As it moves toward its conclusion, The Lost Boys somewhat loses its balance and begins to falter. The dark and the scary simply aren’t as dark and scary anymore, and the light and funny aren’t quite as light and funny. Which is unfortunate, since the confrontation at the end of the film should really be the best stuff. Instead most of it comes across as rushed. Having said that, these flaws fail to compromise what ultimately amounts to a mostly-genius melding of tight storytelling with intense undertones of generational angst. Silly as some of the final scenes may be, the revelation that Max (Edward Herrmann) is in fact the Head Vampire converges the film’s underlying preoccupation with the notion of society on the threshold of disarray. That the “Lost Boys” are not really lost at all, but instead products of a more sinister patriarch purporting to stand for discipline and values is a virtuoso touch that proves the movie is smarter than it initially lets on.
Twenty-five years later, it’s easier to appreciate the film’s radical re-appropriation of vampire legend. But more important than it being the first teen vampire movie is the fact that The Lost Boys ushered in an age in which legends of storytelling’s past could be reinvented to the standards of pop culture’s rampant consumption of them. Schumacher gets a lot of laughs out of the Frog brothers fancying themselves as vampire specialists, yet their fever-love and encyclopedic love of comic books represents an important trend in American film. It is one of the first pieces of self-aware pop cinema, in which characters grew up influenced by the new world of commercial consumption that defined the post-Nixon, post-Vietnam years.
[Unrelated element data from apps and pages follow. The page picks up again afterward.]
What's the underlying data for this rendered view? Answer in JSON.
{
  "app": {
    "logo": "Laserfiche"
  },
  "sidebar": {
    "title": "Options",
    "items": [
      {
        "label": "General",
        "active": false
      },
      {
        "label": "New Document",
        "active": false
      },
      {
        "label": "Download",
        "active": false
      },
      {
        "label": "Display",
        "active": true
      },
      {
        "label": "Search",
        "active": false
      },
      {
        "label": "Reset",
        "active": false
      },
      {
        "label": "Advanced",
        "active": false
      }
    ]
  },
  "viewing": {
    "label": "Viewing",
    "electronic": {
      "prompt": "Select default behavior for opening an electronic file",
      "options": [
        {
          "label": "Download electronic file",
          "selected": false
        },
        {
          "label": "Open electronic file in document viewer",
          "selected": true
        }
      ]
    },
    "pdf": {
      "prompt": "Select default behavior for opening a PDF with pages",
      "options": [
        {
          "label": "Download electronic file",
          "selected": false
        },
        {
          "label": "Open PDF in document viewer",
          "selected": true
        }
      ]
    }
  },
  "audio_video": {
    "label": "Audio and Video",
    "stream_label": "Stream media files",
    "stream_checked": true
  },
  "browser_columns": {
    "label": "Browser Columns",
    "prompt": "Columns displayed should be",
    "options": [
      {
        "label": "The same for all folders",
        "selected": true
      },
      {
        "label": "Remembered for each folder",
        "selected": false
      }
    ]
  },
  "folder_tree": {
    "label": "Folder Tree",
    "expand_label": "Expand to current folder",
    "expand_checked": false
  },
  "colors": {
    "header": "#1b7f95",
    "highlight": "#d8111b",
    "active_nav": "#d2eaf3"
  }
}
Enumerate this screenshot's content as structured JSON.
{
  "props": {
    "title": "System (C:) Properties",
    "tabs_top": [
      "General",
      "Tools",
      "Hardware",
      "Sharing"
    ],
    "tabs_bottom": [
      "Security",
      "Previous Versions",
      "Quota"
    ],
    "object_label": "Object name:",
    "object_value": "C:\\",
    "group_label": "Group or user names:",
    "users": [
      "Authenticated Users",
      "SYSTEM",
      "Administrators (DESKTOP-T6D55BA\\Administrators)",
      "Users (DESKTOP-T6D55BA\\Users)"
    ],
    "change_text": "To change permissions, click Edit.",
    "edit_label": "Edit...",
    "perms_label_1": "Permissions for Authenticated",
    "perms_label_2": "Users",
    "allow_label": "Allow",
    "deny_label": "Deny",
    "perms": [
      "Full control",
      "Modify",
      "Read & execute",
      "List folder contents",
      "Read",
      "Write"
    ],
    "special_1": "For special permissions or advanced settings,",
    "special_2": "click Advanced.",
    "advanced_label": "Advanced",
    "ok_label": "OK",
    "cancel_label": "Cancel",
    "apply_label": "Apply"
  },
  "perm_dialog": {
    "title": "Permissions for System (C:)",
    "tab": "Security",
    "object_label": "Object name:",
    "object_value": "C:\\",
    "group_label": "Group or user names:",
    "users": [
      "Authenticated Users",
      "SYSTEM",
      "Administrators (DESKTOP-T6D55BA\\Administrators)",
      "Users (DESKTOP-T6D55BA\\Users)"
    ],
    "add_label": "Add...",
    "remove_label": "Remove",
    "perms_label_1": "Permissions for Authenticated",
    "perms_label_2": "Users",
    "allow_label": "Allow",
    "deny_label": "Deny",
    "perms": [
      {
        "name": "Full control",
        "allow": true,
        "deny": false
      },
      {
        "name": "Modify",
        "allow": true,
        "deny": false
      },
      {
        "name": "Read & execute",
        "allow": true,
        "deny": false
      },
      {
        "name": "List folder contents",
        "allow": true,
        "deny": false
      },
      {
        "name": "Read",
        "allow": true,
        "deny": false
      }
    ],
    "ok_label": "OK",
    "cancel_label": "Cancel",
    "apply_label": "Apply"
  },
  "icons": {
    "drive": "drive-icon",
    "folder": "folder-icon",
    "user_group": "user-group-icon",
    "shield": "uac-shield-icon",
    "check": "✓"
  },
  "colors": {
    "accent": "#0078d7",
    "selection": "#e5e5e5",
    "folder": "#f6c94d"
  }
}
Though the most important achievement of The Lost Boys is how it channels through these prisms the misguided anxiety and resentment that older generations harbored for a generation whose boys and girls were only lost because they were abandoned.
Ted Pigeon is author of the blog The Cinematic Art. He also contributed to the recently published book Cinephilia in the Age of Digital Reproduction: Film, Pleasure and Digital Culture, Vol. 2. Follow his updates on Twitter.